By allowing ads to appear on this site, you support the local businesses who, in turn, support great journalism.
Street Sweep Contract On Councils Agenda
Oakdale-City Logo

With the Feb. 15 Presidents’ Day Holiday, the City of Oakdale City Council meeting was moved to Tuesday, Feb. 16 at 7 p.m. – after The Leader’s press time.

The council, however, was scheduled to discuss a proposal to award a street sweeping contract to Gilton Solid Waste Management of Oakdale in the amount of $66,650.

The schedule consists of sweeping residential streets once per month with the downtown, industrial and commercial streets swept twice per month. This contract also includes sweeping 11 city parking lots and the Oakdale Municipal Airport once every quarter on an as needed basis.

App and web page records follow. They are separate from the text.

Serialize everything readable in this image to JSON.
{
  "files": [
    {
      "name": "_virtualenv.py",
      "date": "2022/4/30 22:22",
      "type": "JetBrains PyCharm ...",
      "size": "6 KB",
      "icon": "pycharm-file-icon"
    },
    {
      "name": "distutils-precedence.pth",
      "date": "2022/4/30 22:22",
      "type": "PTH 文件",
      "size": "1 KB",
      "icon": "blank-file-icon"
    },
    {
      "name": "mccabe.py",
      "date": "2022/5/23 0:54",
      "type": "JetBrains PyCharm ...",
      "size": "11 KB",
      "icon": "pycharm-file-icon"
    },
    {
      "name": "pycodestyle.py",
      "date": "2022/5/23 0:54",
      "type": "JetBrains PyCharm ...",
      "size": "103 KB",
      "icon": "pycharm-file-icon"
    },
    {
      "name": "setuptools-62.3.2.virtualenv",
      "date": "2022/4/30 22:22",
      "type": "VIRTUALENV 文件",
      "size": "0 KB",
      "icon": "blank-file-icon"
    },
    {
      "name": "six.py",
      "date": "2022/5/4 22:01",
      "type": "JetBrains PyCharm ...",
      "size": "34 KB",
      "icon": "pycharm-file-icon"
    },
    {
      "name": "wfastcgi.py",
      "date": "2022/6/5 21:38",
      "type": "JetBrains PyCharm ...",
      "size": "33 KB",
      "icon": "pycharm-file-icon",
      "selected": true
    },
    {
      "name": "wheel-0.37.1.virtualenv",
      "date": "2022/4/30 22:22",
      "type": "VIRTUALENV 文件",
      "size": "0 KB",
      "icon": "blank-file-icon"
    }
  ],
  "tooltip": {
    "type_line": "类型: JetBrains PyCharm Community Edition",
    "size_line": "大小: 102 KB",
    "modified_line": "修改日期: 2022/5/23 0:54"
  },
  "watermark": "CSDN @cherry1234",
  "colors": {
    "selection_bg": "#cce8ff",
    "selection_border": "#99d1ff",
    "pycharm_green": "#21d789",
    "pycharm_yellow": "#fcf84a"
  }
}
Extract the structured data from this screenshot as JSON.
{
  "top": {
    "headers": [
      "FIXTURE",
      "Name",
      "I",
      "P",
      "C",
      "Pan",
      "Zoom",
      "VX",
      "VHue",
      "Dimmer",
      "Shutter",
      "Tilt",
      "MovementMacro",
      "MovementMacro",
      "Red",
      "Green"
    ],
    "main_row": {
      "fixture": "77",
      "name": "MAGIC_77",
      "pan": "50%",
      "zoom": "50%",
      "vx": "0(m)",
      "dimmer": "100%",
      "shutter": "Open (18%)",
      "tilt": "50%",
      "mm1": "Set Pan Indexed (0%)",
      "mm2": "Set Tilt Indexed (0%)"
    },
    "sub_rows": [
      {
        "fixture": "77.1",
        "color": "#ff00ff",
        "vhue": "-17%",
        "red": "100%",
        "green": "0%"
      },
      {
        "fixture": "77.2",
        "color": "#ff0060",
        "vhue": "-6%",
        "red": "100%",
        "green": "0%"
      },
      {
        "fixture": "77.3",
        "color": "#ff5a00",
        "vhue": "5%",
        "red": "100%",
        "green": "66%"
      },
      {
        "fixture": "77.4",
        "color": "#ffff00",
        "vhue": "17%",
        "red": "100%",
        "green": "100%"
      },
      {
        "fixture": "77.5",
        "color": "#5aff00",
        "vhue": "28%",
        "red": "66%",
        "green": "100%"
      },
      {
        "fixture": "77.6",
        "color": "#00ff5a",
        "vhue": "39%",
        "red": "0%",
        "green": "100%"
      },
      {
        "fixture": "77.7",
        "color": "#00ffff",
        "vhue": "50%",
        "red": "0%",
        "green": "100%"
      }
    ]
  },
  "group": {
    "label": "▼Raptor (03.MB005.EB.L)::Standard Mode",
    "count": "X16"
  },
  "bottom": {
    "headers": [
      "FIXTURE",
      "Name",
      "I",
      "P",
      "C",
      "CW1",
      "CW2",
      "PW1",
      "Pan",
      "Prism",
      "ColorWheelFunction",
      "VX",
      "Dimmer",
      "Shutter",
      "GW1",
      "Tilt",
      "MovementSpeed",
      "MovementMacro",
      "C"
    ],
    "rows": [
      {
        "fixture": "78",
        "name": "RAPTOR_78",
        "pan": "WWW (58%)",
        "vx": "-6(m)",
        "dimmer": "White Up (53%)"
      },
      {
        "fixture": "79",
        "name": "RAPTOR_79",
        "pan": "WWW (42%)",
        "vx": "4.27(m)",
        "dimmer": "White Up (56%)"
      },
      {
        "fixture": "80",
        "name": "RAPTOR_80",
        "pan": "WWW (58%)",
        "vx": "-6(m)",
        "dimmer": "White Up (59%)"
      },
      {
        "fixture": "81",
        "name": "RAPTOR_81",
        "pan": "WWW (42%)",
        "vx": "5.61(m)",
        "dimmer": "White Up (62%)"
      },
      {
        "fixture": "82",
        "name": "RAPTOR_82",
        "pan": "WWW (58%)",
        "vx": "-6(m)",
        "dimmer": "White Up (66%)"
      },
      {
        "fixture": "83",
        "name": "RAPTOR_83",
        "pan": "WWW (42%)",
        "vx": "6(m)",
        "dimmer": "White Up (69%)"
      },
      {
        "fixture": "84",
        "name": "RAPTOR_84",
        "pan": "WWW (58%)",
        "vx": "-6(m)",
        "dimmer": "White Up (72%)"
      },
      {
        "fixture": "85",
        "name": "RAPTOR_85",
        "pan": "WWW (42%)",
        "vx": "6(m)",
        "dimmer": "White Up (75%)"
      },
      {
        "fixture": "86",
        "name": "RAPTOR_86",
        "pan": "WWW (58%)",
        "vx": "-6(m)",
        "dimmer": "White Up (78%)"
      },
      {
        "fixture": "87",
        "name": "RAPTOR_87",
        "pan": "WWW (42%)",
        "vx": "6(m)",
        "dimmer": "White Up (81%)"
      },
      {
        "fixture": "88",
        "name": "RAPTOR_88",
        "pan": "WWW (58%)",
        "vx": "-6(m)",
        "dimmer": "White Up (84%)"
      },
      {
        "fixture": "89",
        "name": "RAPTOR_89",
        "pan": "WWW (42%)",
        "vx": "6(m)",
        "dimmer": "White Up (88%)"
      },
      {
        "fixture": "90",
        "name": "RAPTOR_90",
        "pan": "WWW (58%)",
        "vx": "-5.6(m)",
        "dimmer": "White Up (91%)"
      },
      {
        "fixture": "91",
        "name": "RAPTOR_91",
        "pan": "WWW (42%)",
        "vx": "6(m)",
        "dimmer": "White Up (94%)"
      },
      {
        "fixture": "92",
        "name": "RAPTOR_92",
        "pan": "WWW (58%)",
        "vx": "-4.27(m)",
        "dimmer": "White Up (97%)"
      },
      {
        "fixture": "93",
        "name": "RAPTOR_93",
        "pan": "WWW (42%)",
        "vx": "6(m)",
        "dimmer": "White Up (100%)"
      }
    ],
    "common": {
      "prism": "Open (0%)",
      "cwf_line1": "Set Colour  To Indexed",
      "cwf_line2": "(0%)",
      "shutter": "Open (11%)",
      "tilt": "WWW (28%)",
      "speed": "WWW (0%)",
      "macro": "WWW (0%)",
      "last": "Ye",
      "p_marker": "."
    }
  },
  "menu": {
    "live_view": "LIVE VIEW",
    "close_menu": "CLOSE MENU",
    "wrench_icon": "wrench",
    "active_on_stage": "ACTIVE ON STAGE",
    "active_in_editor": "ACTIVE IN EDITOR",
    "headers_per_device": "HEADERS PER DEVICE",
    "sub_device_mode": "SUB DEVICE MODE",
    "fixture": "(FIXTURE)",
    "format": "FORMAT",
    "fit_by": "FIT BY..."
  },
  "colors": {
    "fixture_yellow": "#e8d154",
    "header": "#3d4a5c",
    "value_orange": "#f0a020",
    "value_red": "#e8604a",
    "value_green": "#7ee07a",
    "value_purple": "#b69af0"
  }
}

According to Public Services Director Thom Clark, last year’s contract totaled $52,579. The $14,070 increase is attributed to $5,000 for additional sweeping services for city maintained parking lots and runway/taxiway sweeping at the airport. Additionally, the scope of work, such as hand-sweeping or vacuuming all visible debris around “pork chop” style islands that extend out to the roadway and any other area not handled by the mechanical sweeper may have had an impact on cost of service.

The city also requested that all sweepers have a GPS that will enable city officials to view via computer internet where the sweepers are at all times.

According to the public works department, street sweeping provides two primary benefits to the city. The most noticeable benefit is the collection and removal of visible debris that collects in the gutters. This debris can block storm water facilities, causing flooding during heavy rains. An equally important, but less visible benefit, is the removal of metal particles and other hazardous waste products left by passing vehicles. Although they are virtually invisible, these particles can be extremely harmful to fish and other wildlife if they reach creeks, rivers, the Delta, beaches and bays.


Sweeping service also serves as one of the city’s Best Management Practices (BMP) to control and improve water quality as required by the Central Valley Regional Water Quality Control Board.